H&H Asks: Mikmar Combination bit

  • Horse & Hound is supported by its audience. When you purchase through links on our site, we may earn commission on some of the items you choose to buy. Learn more
  • MIKMAR bits are made from light aircraft aluminium and are designed to lie flat in the horse’s mouth. They were invented by Frank Evans in the USA, whose goal was to enable a rider to get results from their bit, while still protecting the horse’s mouth

    How does it work?

    THE combination bit, which comes with a “nose rope”, disperses pressure to the nose, mouth, chin and poll areas. The reins can be attached at various different positions to alter the areas of pressure.

    The bit also incorporates a copper roller, which is said to promote saliva production and discourage the horse from putting its tongue over the bit.

    Who uses it?

    AFTER borrowing the combination bit from fellow show jumper Geoff Luckett two years ago, Philip Spivey has since used the Mikmar on his 2005 Horse & Hound Foxhunter champion Romanov in all his competitions.

    Why does it suit Romanov?

    “ALTHOUGH Romanov doesn’t pull, he’s always been very difficult in the mouth, but he soon settled in the medium shank Mikmar combination bit with a cherry roller,” says Philip.

    “Before that, we’d tried lots of different bits on him.

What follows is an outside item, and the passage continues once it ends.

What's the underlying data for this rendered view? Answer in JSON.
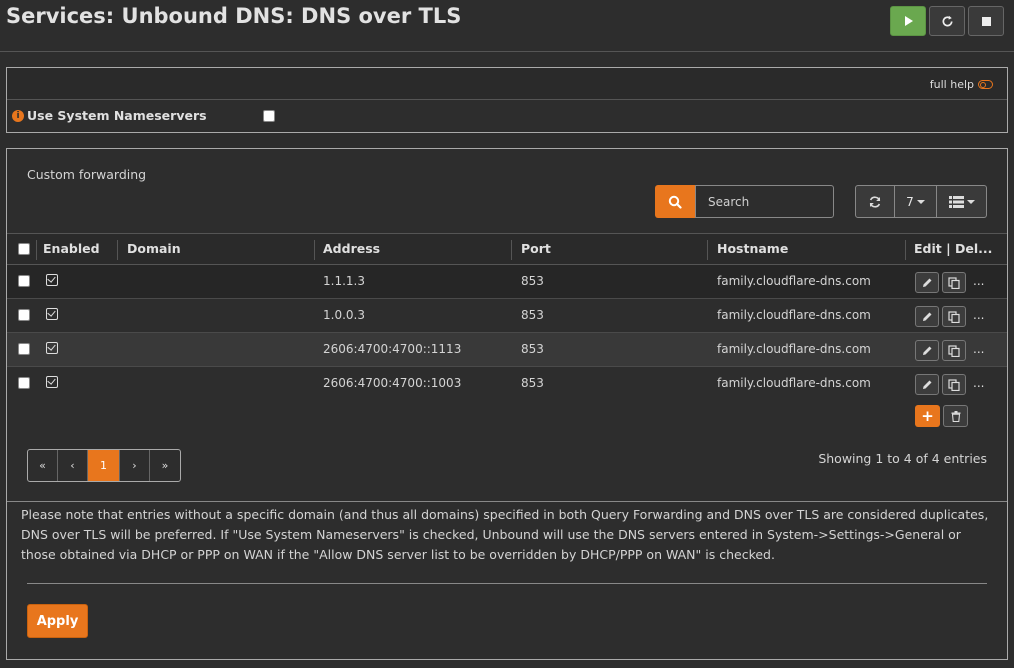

The one I use offers a variety of options, and I find the rope attachment most effective.

    “Using two reins offers more choice, as one runs to the bit and the other is attached to the rope, so I can use one rein or the other, or a combination of both.”

    It looks severe — is it?

    NOT according to Philip: “The bit itself looks like a mouthful of metal, but it’s actually very light. However, we only use the Mikmar for competing. At home, we ride Romanov in a snaffle or something similar,” he explains.

    Who else uses it?

    GERMAN former Olympic Champion Ludger Beerbaum rode Diablo Du Parc II in this bit.

    How do I get one?

    MIKMAR Combination bits are available from most leading suppliers and cost around £150.

    Visit www.mikmar.com

    This Q&A was first published in Horse & Hound (25 January, ’07)

    You may like...